Pest Management Professional magazine (PMP): Roof rats sometimes take a back seat to the Norway rat (Rattus norvegicus), but it is a pest that is increasingly gaining attention, without a doubt. Today, we welcome the roof rat to get the inside scoop.
RR: Thank you for having me.
PMP: Many people are familiar with the Norway rat, which is not from Norway — it was only studied there. Are roof rats associated with a particular country?
RR: We likely originally hail from southeast Asia, whereas the Norway rat likely originated in farther northern parts of Asia. Because we are good at climbing, the trees in southeast Asia were more hospitable to us than the plains of Mongolia, for example.
PMP: Very interesting. Norway rats seem to get the attention, but haven’t you been in North America longer?
RR: Yes, just because we are cuter than the Norway rat, who are filthy sewer-dwelling creatures, they seem to get all the attention! We likely came to the U.S. early in the game. Some believe we were part of the early Virginia settlements in the 1600s. Norway rats didn’t make it here until sometime around the American Revolution, and likely arrived farther north.
PMP: How does a roof rat differ from a Norway rat?
RR: Well, we don’t populate areas as quickly. We occupy areas that are not as close to food sources, and we can lose out to Norway rats when food is scarce. Our tails are longer than Norway rats’ and we have darker fur with a light underbelly. Also, Norway rats are usually bigger than us, and have more blunt snouts. They are good swimmers, and we are not. If you don’t see the rat but see droppings, Norway rat droppings have rounded ends. Our droppings are pointed.
PMP: Which is more of a challenge for the technician?

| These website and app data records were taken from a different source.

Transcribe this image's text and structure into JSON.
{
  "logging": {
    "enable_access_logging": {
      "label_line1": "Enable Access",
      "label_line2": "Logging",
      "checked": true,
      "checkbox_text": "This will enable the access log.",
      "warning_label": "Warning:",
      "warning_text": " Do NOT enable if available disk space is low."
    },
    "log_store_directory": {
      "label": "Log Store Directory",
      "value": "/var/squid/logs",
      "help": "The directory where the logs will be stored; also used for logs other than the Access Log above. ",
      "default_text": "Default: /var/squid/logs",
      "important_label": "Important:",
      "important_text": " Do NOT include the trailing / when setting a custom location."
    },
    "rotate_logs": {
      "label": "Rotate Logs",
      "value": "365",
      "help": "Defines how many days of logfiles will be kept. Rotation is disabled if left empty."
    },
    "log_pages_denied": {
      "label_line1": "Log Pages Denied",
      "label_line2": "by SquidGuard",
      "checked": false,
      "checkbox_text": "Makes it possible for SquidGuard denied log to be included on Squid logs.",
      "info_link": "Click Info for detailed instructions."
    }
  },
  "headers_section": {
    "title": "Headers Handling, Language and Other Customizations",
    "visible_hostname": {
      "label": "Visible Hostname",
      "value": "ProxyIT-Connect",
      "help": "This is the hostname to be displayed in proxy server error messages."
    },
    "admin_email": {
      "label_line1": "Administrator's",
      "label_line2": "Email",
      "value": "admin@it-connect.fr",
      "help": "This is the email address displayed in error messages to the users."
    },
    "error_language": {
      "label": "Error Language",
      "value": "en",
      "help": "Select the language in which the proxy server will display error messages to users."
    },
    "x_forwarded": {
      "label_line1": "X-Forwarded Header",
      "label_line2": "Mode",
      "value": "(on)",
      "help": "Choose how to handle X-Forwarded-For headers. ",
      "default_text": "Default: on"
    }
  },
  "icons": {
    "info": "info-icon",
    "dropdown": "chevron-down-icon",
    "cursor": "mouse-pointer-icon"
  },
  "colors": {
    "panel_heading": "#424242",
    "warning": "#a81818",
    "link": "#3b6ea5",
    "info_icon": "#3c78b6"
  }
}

RR: Norway rats can have huge populations, so they can be a challenge. But we are stealthier and can be more challenging.
PMP: What scares you about pest management?
RR: It’s not the bait and it’s not the traps. The biggest concern is the trained technician who has a keen eye for detail, takes time to understand where we are located, and only then employs one or more control measures. A good technician also manages customer expectations, but explains rodent control is not instantaneous. We can’t compete with that.
PMP: So, technicians who just place bait without inspection are…
RR: Wasting their time and the time of their customers. Baits and traps are tools, but are not the solution by themselves.
PMP: We know Norway rats are in most areas of North America. What about roof rats?
RR: In recent years, we have expanded our turf from coastal and very warm areas, to interior and cooler areas of the continent.
PMP: Is that because of climate change?
RR: No. It is because of food availability and opportunities to move about — being largely aided by humans. We also really like areas where humans have planted fruit trees in their yards. Abundant food that is less accessible to Norway rats is a good thing for us.
PMP: Do you see continued success for roof rats?
RR: If we have adequate food, water and shelter, we will continue to share the table with humans. After all, “commensal” really means “share the table,” and humans leaving adequate food for us allows us to share their tables.
PMP: You have been a wealth of knowledge. What parting words do you have for the trained technician?
RR: Keep up with the latest tools, and use your experience with those tools.
PMP: Isn’t that sort of tipping your hand to defeat you?
RR: While you might control a few of us, we’ve been established for hundreds of years in North America. We’ll be here for a long time to come.
PMP: Thank you for your time.
RR: My pleasure. And when you get a rat call, don’t just look down. Look up, too.
Thanks for sharing your ideas. Hoping to learn more from you about pest management